Happening today - expanding about a five mile stretch of I-94 will be at the center of a Milwaukee County Board of Supervisors meeting this morning. Members will vote again on whether to try and put the brakes on the proposed billion dollar expansion of I-94 between the Marquette and Zoo interchanges.
This debate has been going on for years. Originally, the Wisconsin Department of Transportation (WisDOT) and the Federal Highway Administration were expected to approve the plans by the end of this year. But, WisDOT has pushed that date back to next year so that officials have more time to review plans.

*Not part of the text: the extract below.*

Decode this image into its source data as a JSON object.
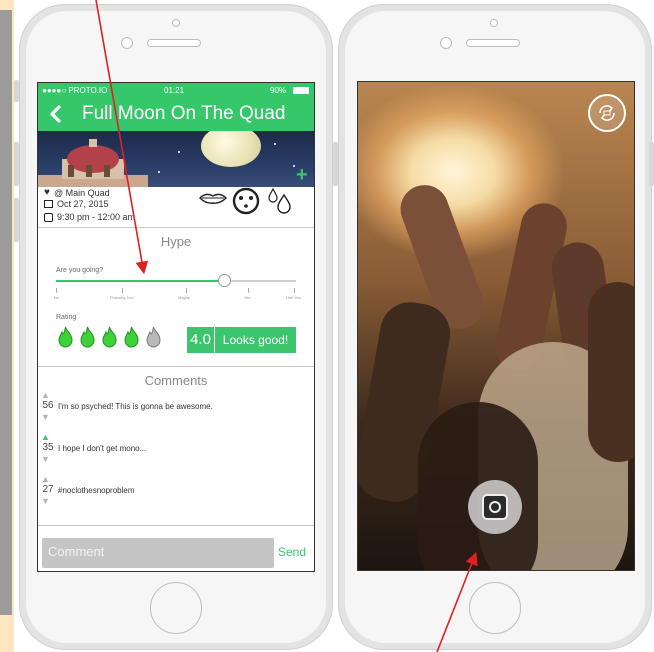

The idea is to expand the stretch of highway between 16th and 70th streets. This is an area that often gets jammed and is no stranger to crashes. Most of Milwaukee County's Board of Supervisors have made it clear that they don't support plans that are in the works to update the freeway here.
In total, the project would cost about a billion dollars. Less than five miles of the highway would be expanded in both directions. There are civil rights groups and Milwaukee leaders that have been pressuring the state to conduct more studies and the federal government to reject plans.
The Milwaukee Common Council also signaled that it doesn't support the project. In a resolution that passed by the County Board earlier this year, 16 of 17 board members signaled that the project should be thrown out. But their vote was vetoed by County Executive David Crowley.
The goal today is to override that veto. A resolution set to be discussed at a meeting today reaffirms the board's opposition suggests that the pandemic may have changed the way people work — and therefore fewer people may be commuting as work from home becomes more normal.
Another concern is the noise and pollution this project could create. The resolution says this project expanding the interstate is like "Loosening a belt to solve obesity " — allowing for the same traffic jams on a wider highway.